Every day, thousands of wonderful articles are published by lawyers around the world that sail through the internets with a “whoosh” sound, completely ignored. Then they sit, expensive and unread, wallowing forever in the self-pity of a brilliantly insightful masterpiece that never got its chance to shine.
And there's a simple reason: the headline sucks.
A headline really has a single purpose in life: to get someone to click on the article.
Alas, most headlines are a casual afterthought, written in haste as the “real work” of the article is completed. Crafting a compelling headline for your latest legal article then gives way to far more pressing client demands and billable budgets.
Thus we have such gems as “April Update” entering the world.
Now the April Update might be a gold mine of useful information, practical advice and nuanced brilliance waiting to be unpacked by analysts around the world. But nobody will read it, and it's your fault.
Let's change that now, and begin writing headlines that have a hope of leading long and fulfilling lives by actually driving traffic to your website.
Step 1 – Actually Think About Your Headline
If the only thing you get from this article is that you start turning your mind to your headline, then I'm going to count it a success.
The simple discipline of considering what people will see before they read your first paragraph will immediately propel you ahead of huge numbers of your competitors who don't bother.
But for those who aspire beyond mediocrity, there is more room to grow.
Step 2 – Forget your Branding
Yes, yes – I know that your newsletter might have a title, or that your firm's brand might be important, but you have to ignore that when it comes to headline writing.
Firstly, it's just lazy. It's a convenient excuse to avoid step 1 (thinking about it).
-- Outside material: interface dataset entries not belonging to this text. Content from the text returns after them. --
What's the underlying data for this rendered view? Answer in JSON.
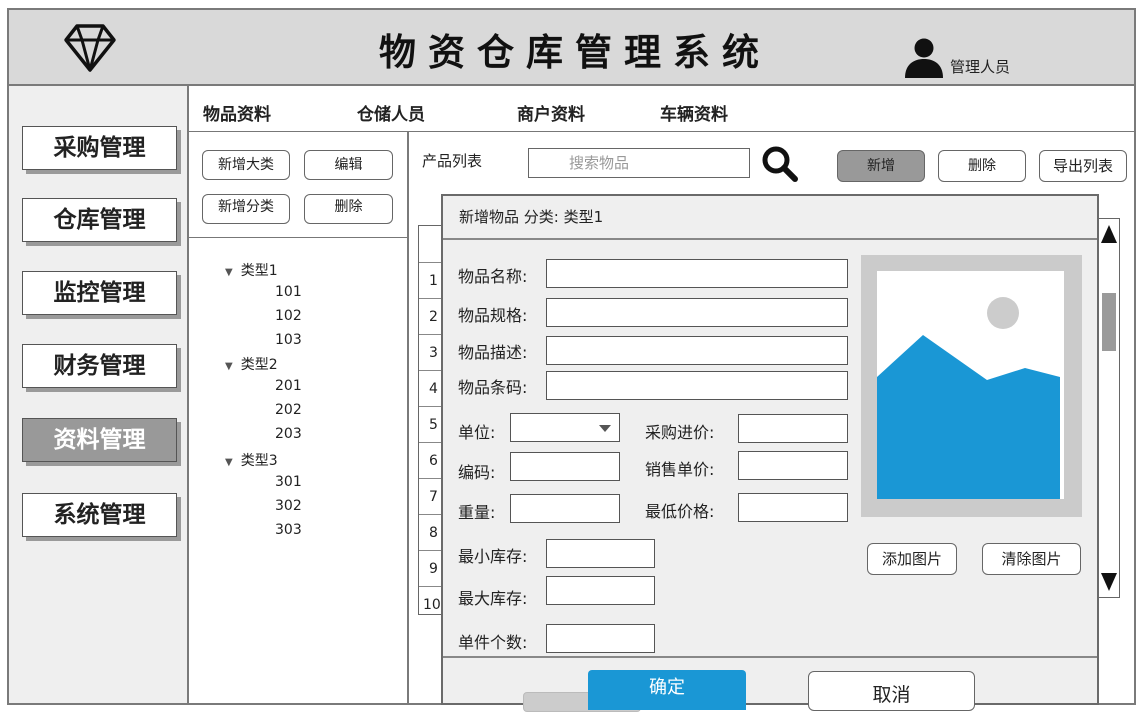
{
  "header": {
    "title": "物资仓库管理系统",
    "user_label": "管理人员"
  },
  "sidebar": {
    "items": [
      {
        "label": "采购管理",
        "active": false
      },
      {
        "label": "仓库管理",
        "active": false
      },
      {
        "label": "监控管理",
        "active": false
      },
      {
        "label": "财务管理",
        "active": false
      },
      {
        "label": "资料管理",
        "active": true
      },
      {
        "label": "系统管理",
        "active": false
      }
    ]
  },
  "topnav": {
    "tabs": [
      "物品资料",
      "仓储人员",
      "商户资料",
      "车辆资料"
    ]
  },
  "tree_panel": {
    "add_category": "新增大类",
    "edit": "编辑",
    "add_subcategory": "新增分类",
    "delete": "删除",
    "tree": [
      {
        "label": "类型1",
        "children": [
          "101",
          "102",
          "103"
        ]
      },
      {
        "label": "类型2",
        "children": [
          "201",
          "202",
          "203"
        ]
      },
      {
        "label": "类型3",
        "children": [
          "301",
          "302",
          "303"
        ]
      }
    ]
  },
  "content": {
    "list_label": "产品列表",
    "search_placeholder": "搜索物品",
    "add": "新增",
    "delete": "删除",
    "export": "导出列表",
    "rows": [
      "1",
      "2",
      "3",
      "4",
      "5",
      "6",
      "7",
      "8",
      "9",
      "10"
    ]
  },
  "modal": {
    "title": "新增物品  分类: 类型1",
    "fields": {
      "name": "物品名称:",
      "spec": "物品规格:",
      "desc": "物品描述:",
      "barcode": "物品条码:",
      "unit": "单位:",
      "code": "编码:",
      "weight": "重量:",
      "purchase_price": "采购进价:",
      "sale_price": "销售单价:",
      "min_price": "最低价格:",
      "min_stock": "最小库存:",
      "max_stock": "最大库存:",
      "unit_count": "单件个数:"
    },
    "add_image": "添加图片",
    "clear_image": "清除图片",
    "confirm": "确定",
    "cancel": "取消"
  },
  "colors": {
    "accent": "#1a97d5",
    "header_bg": "#d9d9d9",
    "sidebar_bg": "#efefef",
    "active_gray": "#999999"
  }
}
More importantly, your branding (April Update, Construction News, Death and Taxes) is going to take up critical space in your headline and dramatically diminish its impact in the process by pushing the meaningful parts to one side.
The one exception is if you have managed to develop a publication that has such an amazing reputation people will flock to it simply by virtue of its existence. Most likely, you haven't done that.
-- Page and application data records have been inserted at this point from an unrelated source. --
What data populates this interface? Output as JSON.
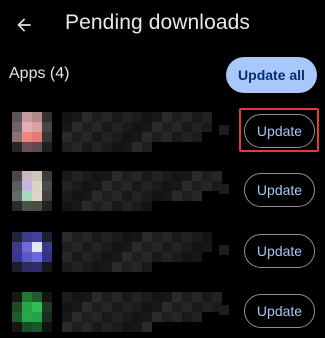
{
  "header": {
    "title": "Pending downloads",
    "back_icon": "arrow-back-icon"
  },
  "section": {
    "title": "Apps (4)",
    "update_all_label": "Update all"
  },
  "apps": [
    {
      "update_label": "Update",
      "highlighted": true,
      "icon_colors": [
        "#5b5458",
        "#c79a9d",
        "#ae8a88",
        "#333133",
        "#6e6264",
        "#e6aeb0",
        "#d9a19e",
        "#494547",
        "#8b7074",
        "#ec8880",
        "#e27a73",
        "#3a3536",
        "#262425",
        "#6a4e50",
        "#5e4a4b",
        "#1f1e1e"
      ]
    },
    {
      "update_label": "Update",
      "highlighted": false,
      "icon_colors": [
        "#484848",
        "#c9b7c7",
        "#cfc5b9",
        "#3b3b3b",
        "#5f5d63",
        "#c7b6e2",
        "#d6d6c4",
        "#4a4a48",
        "#5e6c63",
        "#a7d9bc",
        "#e0d4c7",
        "#3f3f3f",
        "#2b2b2b",
        "#495246",
        "#4b4b45",
        "#222222"
      ]
    },
    {
      "update_label": "Update",
      "highlighted": false,
      "icon_colors": [
        "#22223a",
        "#3e3b8b",
        "#43419a",
        "#1e1e30",
        "#3d3a8d",
        "#6c6cd2",
        "#e6e6f7",
        "#3a388a",
        "#393792",
        "#5a57c9",
        "#6a68d6",
        "#353389",
        "#1c1c2c",
        "#2d2c62",
        "#2e2d66",
        "#17171f"
      ]
    },
    {
      "update_label": "Update",
      "highlighted": false,
      "icon_colors": [
        "#111a13",
        "#1e7a33",
        "#1e5a2a",
        "#121612",
        "#1d4a25",
        "#27a647",
        "#2fbf52",
        "#1d3a22",
        "#1d5d2c",
        "#2aa64a",
        "#25a244",
        "#1a2d1e",
        "#131813",
        "#174f24",
        "#19572a",
        "#101410"
      ]
    }
  ],
  "colors": {
    "background": "#000000",
    "accent": "#a8c7fa",
    "accent_text": "#062e6f",
    "highlight": "#e53935"
  }
}
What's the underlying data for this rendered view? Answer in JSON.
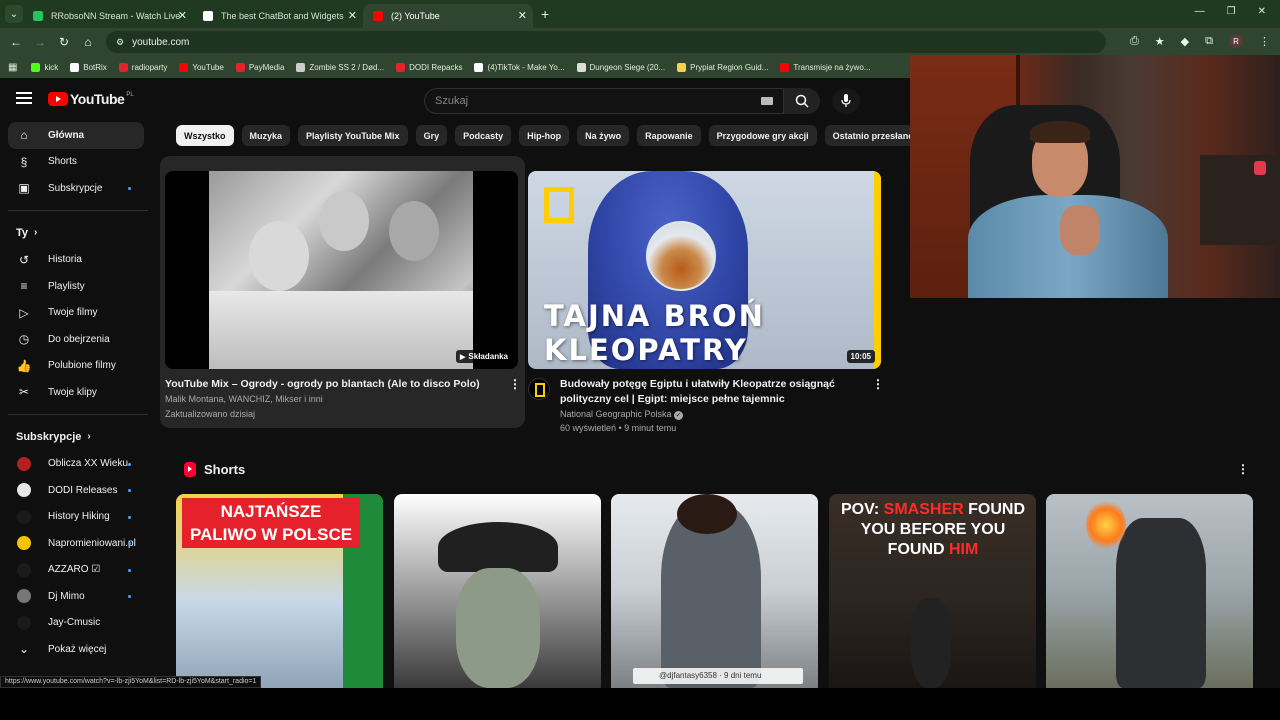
{
  "browser": {
    "tabs": [
      {
        "title": "RRobsoNN Stream - Watch Live",
        "color": "#22c55e"
      },
      {
        "title": "The best ChatBot and Widgets",
        "color": "#ffffff"
      },
      {
        "title": "(2) YouTube",
        "color": "#ff0000"
      }
    ],
    "url": "youtube.com",
    "avatar_letter": "R",
    "bookmarks": [
      {
        "label": "kick",
        "color": "#53fc18"
      },
      {
        "label": "BotRix",
        "color": "#ffffff"
      },
      {
        "label": "radioparty",
        "color": "#e5222c"
      },
      {
        "label": "YouTube",
        "color": "#ff0000"
      },
      {
        "label": "PayMedia",
        "color": "#e5222c"
      },
      {
        "label": "Zombie SS 2 / Død...",
        "color": "#cccccc"
      },
      {
        "label": "DODI Repacks",
        "color": "#e5222c"
      },
      {
        "label": "(4)TikTok - Make Yo...",
        "color": "#ffffff"
      },
      {
        "label": "Dungeon Siege (20...",
        "color": "#dddddd"
      },
      {
        "label": "Prypiat Region Guid...",
        "color": "#f5d24a"
      },
      {
        "label": "Transmisje na żywo...",
        "color": "#ff0000"
      }
    ],
    "status_url": "https://www.youtube.com/watch?v=-lb-zji5YoM&list=RD-lb-zji5YoM&start_radio=1"
  },
  "header": {
    "logo_text": "YouTube",
    "region": "PL",
    "search_placeholder": "Szukaj"
  },
  "sidebar": {
    "main": [
      {
        "label": "Główna",
        "icon": "home-icon"
      },
      {
        "label": "Shorts",
        "icon": "shorts-icon"
      },
      {
        "label": "Subskrypcje",
        "icon": "subscriptions-icon"
      }
    ],
    "you_heading": "Ty",
    "you": [
      {
        "label": "Historia",
        "icon": "history-icon"
      },
      {
        "label": "Playlisty",
        "icon": "playlist-icon"
      },
      {
        "label": "Twoje filmy",
        "icon": "video-icon"
      },
      {
        "label": "Do obejrzenia",
        "icon": "clock-icon"
      },
      {
        "label": "Polubione filmy",
        "icon": "thumbs-up-icon"
      },
      {
        "label": "Twoje klipy",
        "icon": "scissors-icon"
      }
    ],
    "subs_heading": "Subskrypcje",
    "subs": [
      {
        "label": "Oblicza XX Wieku",
        "color": "#b32020"
      },
      {
        "label": "DODI Releases",
        "color": "#e6e6e6"
      },
      {
        "label": "History Hiking",
        "color": "#1a1a1a"
      },
      {
        "label": "Napromieniowani.pl",
        "color": "#f5c400"
      },
      {
        "label": "AZZARO ☑",
        "color": "#1a1a1a"
      },
      {
        "label": "Dj Mimo",
        "color": "#777777"
      },
      {
        "label": "Jay-Cmusic",
        "color": "#1a1a1a"
      }
    ],
    "show_more": "Pokaż więcej"
  },
  "chips": [
    "Wszystko",
    "Muzyka",
    "Playlisty YouTube Mix",
    "Gry",
    "Podcasty",
    "Hip-hop",
    "Na żywo",
    "Rapowanie",
    "Przygodowe gry akcji",
    "Ostatnio przesłane"
  ],
  "videos": [
    {
      "title": "YouTube Mix – Ogrody - ogrody po blantach (Ale to disco Polo)",
      "channel": "Malik Montana, WANCHIZ, Mikser i inni",
      "meta": "Zaktualizowano dzisiaj",
      "badge": "Składanka"
    },
    {
      "title": "Budowały potęgę Egiptu i ułatwiły Kleopatrze osiągnąć polityczny cel | Egipt: miejsce pełne tajemnic",
      "channel": "National Geographic Polska",
      "meta": "60 wyświetleń • 9 minut temu",
      "badge": "10:05",
      "thumb_text_1": "TAJNA BROŃ",
      "thumb_text_2": "KLEOPATRY"
    }
  ],
  "shorts": {
    "heading": "Shorts",
    "s1_line1": "NAJTAŃSZE",
    "s1_line2": "PALIWO W POLSCE",
    "s3_caption": "@djfantasy6358 · 9 dni temu",
    "s4_prefix": "POV: ",
    "s4_red1": "SMASHER",
    "s4_mid": " FOUND YOU BEFORE YOU FOUND ",
    "s4_red2": "HIM"
  }
}
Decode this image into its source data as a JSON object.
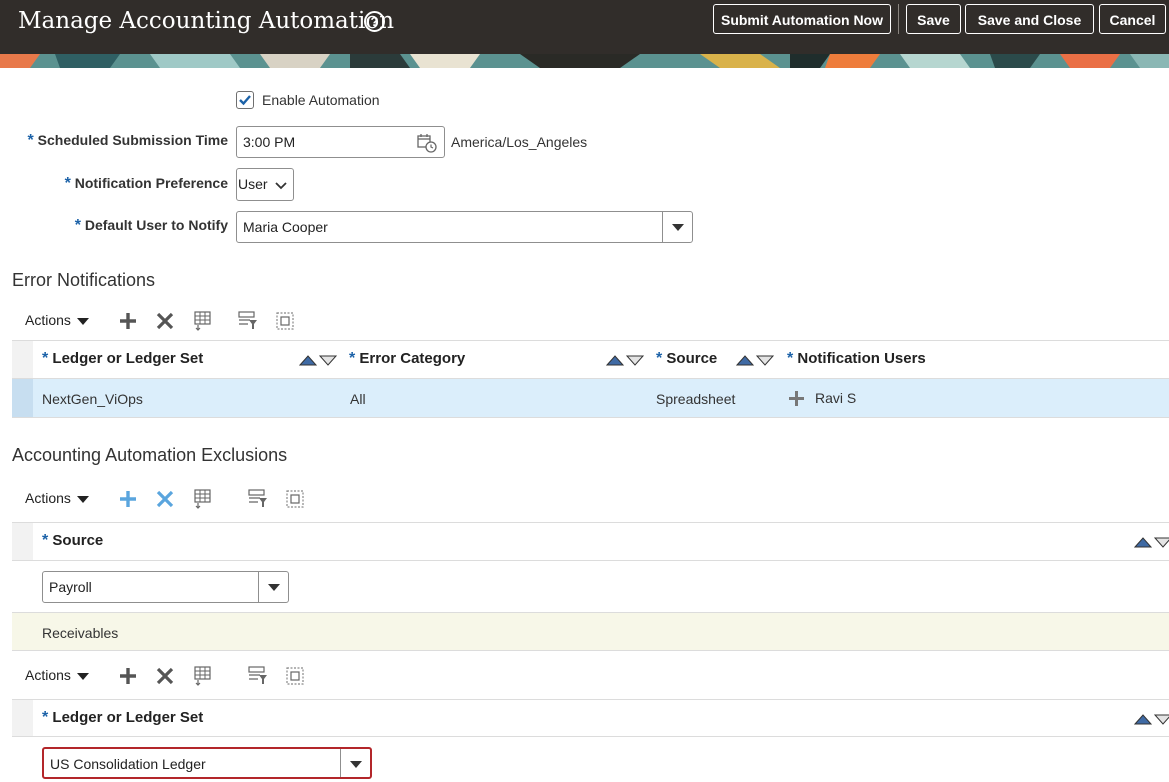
{
  "header": {
    "title": "Manage Accounting Automation",
    "buttons": {
      "submit_now": "Submit Automation Now",
      "save": "Save",
      "save_close": "Save and Close",
      "cancel": "Cancel"
    }
  },
  "form": {
    "enable_automation": {
      "label": "Enable Automation",
      "checked": true
    },
    "scheduled_time": {
      "label": "Scheduled Submission Time",
      "value": "3:00 PM",
      "timezone": "America/Los_Angeles"
    },
    "notification_preference": {
      "label": "Notification Preference",
      "value": "User"
    },
    "default_user": {
      "label": "Default User to Notify",
      "value": "Maria Cooper"
    },
    "required_marker": "*"
  },
  "error_notifications": {
    "title": "Error Notifications",
    "actions_label": "Actions",
    "columns": [
      "Ledger or Ledger Set",
      "Error Category",
      "Source",
      "Notification Users"
    ],
    "rows": [
      {
        "ledger": "NextGen_ViOps",
        "category": "All",
        "source": "Spreadsheet",
        "users": "Ravi S"
      }
    ]
  },
  "exclusions": {
    "title": "Accounting Automation Exclusions",
    "actions_label": "Actions",
    "source_column": "Source",
    "source_rows": [
      "Payroll",
      "Receivables"
    ],
    "ledger_actions_label": "Actions",
    "ledger_column": "Ledger or Ledger Set",
    "ledger_rows": [
      "US Consolidation Ledger"
    ]
  },
  "colors": {
    "header_bg": "#312d2a",
    "accent_blue": "#1c62a8",
    "selected_row": "#dbeefb",
    "highlight_row": "#f7f7e8",
    "error_border": "#b3262a"
  }
}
Step 3 – Don't Try to Be Too Clever
This is tempting, because we've all found an intriguing play on words from time to time that catches our attention.
And a really clever headline might manage to do just that.
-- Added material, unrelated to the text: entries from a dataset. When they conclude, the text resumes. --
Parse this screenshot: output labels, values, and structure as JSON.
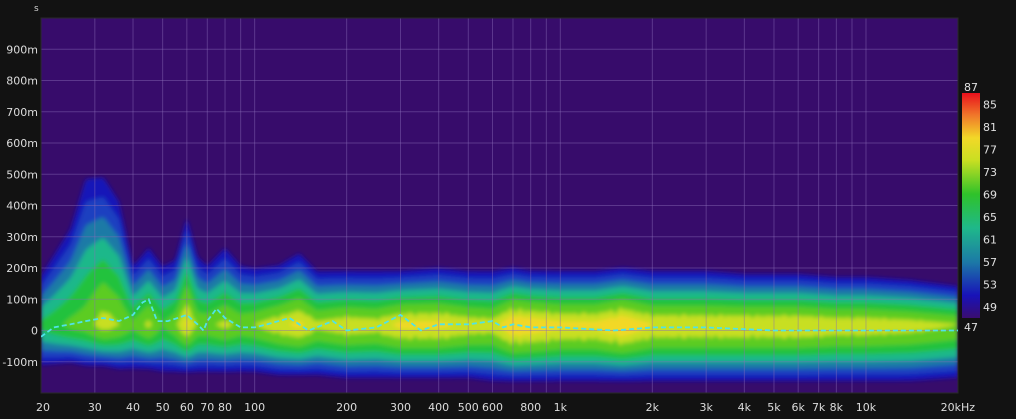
{
  "chart_data": {
    "type": "heatmap",
    "title": "",
    "xlabel": "",
    "ylabel": "s",
    "x_scale": "log",
    "xlim": [
      20,
      20000
    ],
    "ylim": [
      -0.2,
      1.0
    ],
    "x_ticks": [
      {
        "value": 20,
        "label": "20"
      },
      {
        "value": 30,
        "label": "30"
      },
      {
        "value": 40,
        "label": "40"
      },
      {
        "value": 50,
        "label": "50"
      },
      {
        "value": 60,
        "label": "60"
      },
      {
        "value": 70,
        "label": "70"
      },
      {
        "value": 80,
        "label": "80"
      },
      {
        "value": 100,
        "label": "100"
      },
      {
        "value": 200,
        "label": "200"
      },
      {
        "value": 300,
        "label": "300"
      },
      {
        "value": 400,
        "label": "400"
      },
      {
        "value": 500,
        "label": "500"
      },
      {
        "value": 600,
        "label": "600"
      },
      {
        "value": 800,
        "label": "800"
      },
      {
        "value": 1000,
        "label": "1k"
      },
      {
        "value": 2000,
        "label": "2k"
      },
      {
        "value": 3000,
        "label": "3k"
      },
      {
        "value": 4000,
        "label": "4k"
      },
      {
        "value": 5000,
        "label": "5k"
      },
      {
        "value": 6000,
        "label": "6k"
      },
      {
        "value": 7000,
        "label": "7k"
      },
      {
        "value": 8000,
        "label": "8k"
      },
      {
        "value": 10000,
        "label": "10k"
      },
      {
        "value": 20000,
        "label": "20kHz"
      }
    ],
    "x_minor_ticks": [
      90,
      700,
      900,
      9000
    ],
    "y_ticks": [
      {
        "value": 0.9,
        "label": "900m"
      },
      {
        "value": 0.8,
        "label": "800m"
      },
      {
        "value": 0.7,
        "label": "700m"
      },
      {
        "value": 0.6,
        "label": "600m"
      },
      {
        "value": 0.5,
        "label": "500m"
      },
      {
        "value": 0.4,
        "label": "400m"
      },
      {
        "value": 0.3,
        "label": "300m"
      },
      {
        "value": 0.2,
        "label": "200m"
      },
      {
        "value": 0.1,
        "label": "100m"
      },
      {
        "value": 0.0,
        "label": "0"
      },
      {
        "value": -0.1,
        "label": "-100m"
      }
    ],
    "grid": true,
    "colorbar": {
      "min": 47,
      "max": 87,
      "top_label": "87",
      "bottom_label": "47",
      "ticks": [
        {
          "value": 85,
          "label": "85"
        },
        {
          "value": 81,
          "label": "81"
        },
        {
          "value": 77,
          "label": "77"
        },
        {
          "value": 73,
          "label": "73"
        },
        {
          "value": 69,
          "label": "69"
        },
        {
          "value": 65,
          "label": "65"
        },
        {
          "value": 61,
          "label": "61"
        },
        {
          "value": 57,
          "label": "57"
        },
        {
          "value": 53,
          "label": "53"
        },
        {
          "value": 49,
          "label": "49"
        }
      ]
    },
    "regions": [
      {
        "f": 20,
        "top": 0.19,
        "bottom": -0.12,
        "level": 66
      },
      {
        "f": 25,
        "top": 0.35,
        "bottom": -0.11,
        "level": 70
      },
      {
        "f": 28,
        "top": 0.52,
        "bottom": -0.12,
        "level": 71
      },
      {
        "f": 32,
        "top": 0.52,
        "bottom": -0.12,
        "level": 75
      },
      {
        "f": 36,
        "top": 0.44,
        "bottom": -0.13,
        "level": 73
      },
      {
        "f": 40,
        "top": 0.22,
        "bottom": -0.13,
        "level": 70
      },
      {
        "f": 45,
        "top": 0.28,
        "bottom": -0.13,
        "level": 74
      },
      {
        "f": 50,
        "top": 0.22,
        "bottom": -0.14,
        "level": 69
      },
      {
        "f": 55,
        "top": 0.24,
        "bottom": -0.14,
        "level": 72
      },
      {
        "f": 60,
        "top": 0.38,
        "bottom": -0.14,
        "level": 78
      },
      {
        "f": 65,
        "top": 0.25,
        "bottom": -0.14,
        "level": 72
      },
      {
        "f": 70,
        "top": 0.22,
        "bottom": -0.14,
        "level": 72
      },
      {
        "f": 80,
        "top": 0.28,
        "bottom": -0.14,
        "level": 74
      },
      {
        "f": 90,
        "top": 0.22,
        "bottom": -0.14,
        "level": 72
      },
      {
        "f": 100,
        "top": 0.21,
        "bottom": -0.14,
        "level": 73
      },
      {
        "f": 120,
        "top": 0.22,
        "bottom": -0.15,
        "level": 76
      },
      {
        "f": 140,
        "top": 0.26,
        "bottom": -0.15,
        "level": 78
      },
      {
        "f": 160,
        "top": 0.2,
        "bottom": -0.15,
        "level": 74
      },
      {
        "f": 200,
        "top": 0.2,
        "bottom": -0.16,
        "level": 76
      },
      {
        "f": 250,
        "top": 0.2,
        "bottom": -0.16,
        "level": 75
      },
      {
        "f": 300,
        "top": 0.2,
        "bottom": -0.16,
        "level": 78
      },
      {
        "f": 400,
        "top": 0.21,
        "bottom": -0.16,
        "level": 78
      },
      {
        "f": 500,
        "top": 0.2,
        "bottom": -0.16,
        "level": 76
      },
      {
        "f": 600,
        "top": 0.2,
        "bottom": -0.17,
        "level": 75
      },
      {
        "f": 700,
        "top": 0.21,
        "bottom": -0.17,
        "level": 81
      },
      {
        "f": 800,
        "top": 0.2,
        "bottom": -0.17,
        "level": 80
      },
      {
        "f": 1000,
        "top": 0.2,
        "bottom": -0.17,
        "level": 78
      },
      {
        "f": 1300,
        "top": 0.2,
        "bottom": -0.17,
        "level": 78
      },
      {
        "f": 1600,
        "top": 0.21,
        "bottom": -0.17,
        "level": 81
      },
      {
        "f": 2000,
        "top": 0.2,
        "bottom": -0.17,
        "level": 77
      },
      {
        "f": 3000,
        "top": 0.2,
        "bottom": -0.17,
        "level": 77
      },
      {
        "f": 4000,
        "top": 0.19,
        "bottom": -0.17,
        "level": 77
      },
      {
        "f": 5000,
        "top": 0.19,
        "bottom": -0.17,
        "level": 77
      },
      {
        "f": 6000,
        "top": 0.19,
        "bottom": -0.17,
        "level": 77
      },
      {
        "f": 8000,
        "top": 0.18,
        "bottom": -0.17,
        "level": 76
      },
      {
        "f": 10000,
        "top": 0.18,
        "bottom": -0.17,
        "level": 76
      },
      {
        "f": 14000,
        "top": 0.17,
        "bottom": -0.17,
        "level": 75
      },
      {
        "f": 20000,
        "top": 0.15,
        "bottom": -0.16,
        "level": 73
      }
    ],
    "series": [
      {
        "x": [
          20,
          22,
          25,
          28,
          32,
          36,
          40,
          43,
          45,
          48,
          52,
          56,
          60,
          65,
          68,
          70,
          75,
          80,
          90,
          100,
          110,
          130,
          150,
          180,
          200,
          250,
          300,
          350,
          400,
          500,
          600,
          650,
          700,
          800,
          1000,
          1500,
          2000,
          3000,
          5000,
          10000,
          20000
        ],
        "values": [
          -0.02,
          0.01,
          0.02,
          0.03,
          0.04,
          0.03,
          0.05,
          0.09,
          0.1,
          0.03,
          0.03,
          0.04,
          0.05,
          0.02,
          0.0,
          0.03,
          0.07,
          0.04,
          0.01,
          0.01,
          0.02,
          0.04,
          0.0,
          0.03,
          0.0,
          0.01,
          0.05,
          0.0,
          0.02,
          0.02,
          0.03,
          0.01,
          0.02,
          0.01,
          0.01,
          0.0,
          0.01,
          0.01,
          0.0,
          0.0,
          0.0
        ]
      }
    ]
  }
}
But more often than not, trying to be clever with puns or jargon or plays on words is going to confuse people. The result is that they won't know what your article is about and they're not going to waste their time on it.
If people can't understand your headline enough to be interested in the article itself, then they're going to keep scrolling.
Step 4 – Inform and Invite
Most of a law firm's written content is going to be informative for a select group of our potential clients.
So when it comes to legal articles, a headline's job is to:
- tell the reader what the article is about (more on that below); and
- invite them to find out more.
Clickbait headlines are an obvious no-no. “The Judge entered the Courtroom, and You'll Never Guess What Happened Next”….
Step 5 – Benefits Not Facts
This one isn't always possible, but you need to appreciate why people might want to read your article.
Generally, most people don't want to be informed – they want outcomes.
So they don't want to know the 19 factors that the Court takes into account when considering costs – they want to know how to avoid an adverse costs order.
They don't care how that new personal injuries legislation works – they want to know how to get more compensation (or how to avoid paying it out).
Of course in order to give them the benefit, your article might need to go into the information. But for the headline you need to tell people why the contents of the article will make a material difference to the things they care about avoiding or getting.
Take this article you're reading now for example – I didn't say it was about headlines (because nobody really cares about that other than marketers). I said it was about getting more people to read your articles – that's what people care about.
And yes, my headline was a bit tongue in cheek in the process…
Step 6 – Write Multiple Headlines
The vast majority of you aren't going to do this, because you're busy and you don't care that much.
But if you want to craft a compelling headline for your legal articles, then it's often a good idea to brainstorm a bunch of options before selecting one.
And sure, there are common ways to craft a headline that “work” fairly reliably.
Want a simple way to brainstorm? Take a look at the last non-client related 10 things you've read – emails, newspapers, facebook posts, LinkedIn, advertisements, anything else. What were their headlines and why did you click on them? What was the promise in the headline that made you want to find out more?
Step 7 – Check What Works
I can offer all the general rules for writing good headlines in the world, but the best way to know what your people like to click on is to look at the things they actually click on.
So dig in to those analytics (or get your marketing person to do it for you) and actually see which articles get the most clicks. For this exercise you can ignore everything other than “did they click on the article link at all” – jot down the most successful from that perspective over the last year or so and see if there are any common elements.
After all, the best decisions are made on data, not on speculation.
Are there more ways you could improve your headlines? Sure. Do you need to know them all in order to take a dramatic leap forward? Heck no.
Start today with these fairly easy 7 steps and you'll notice a big uptick as your headlines help you stand out from the crowd.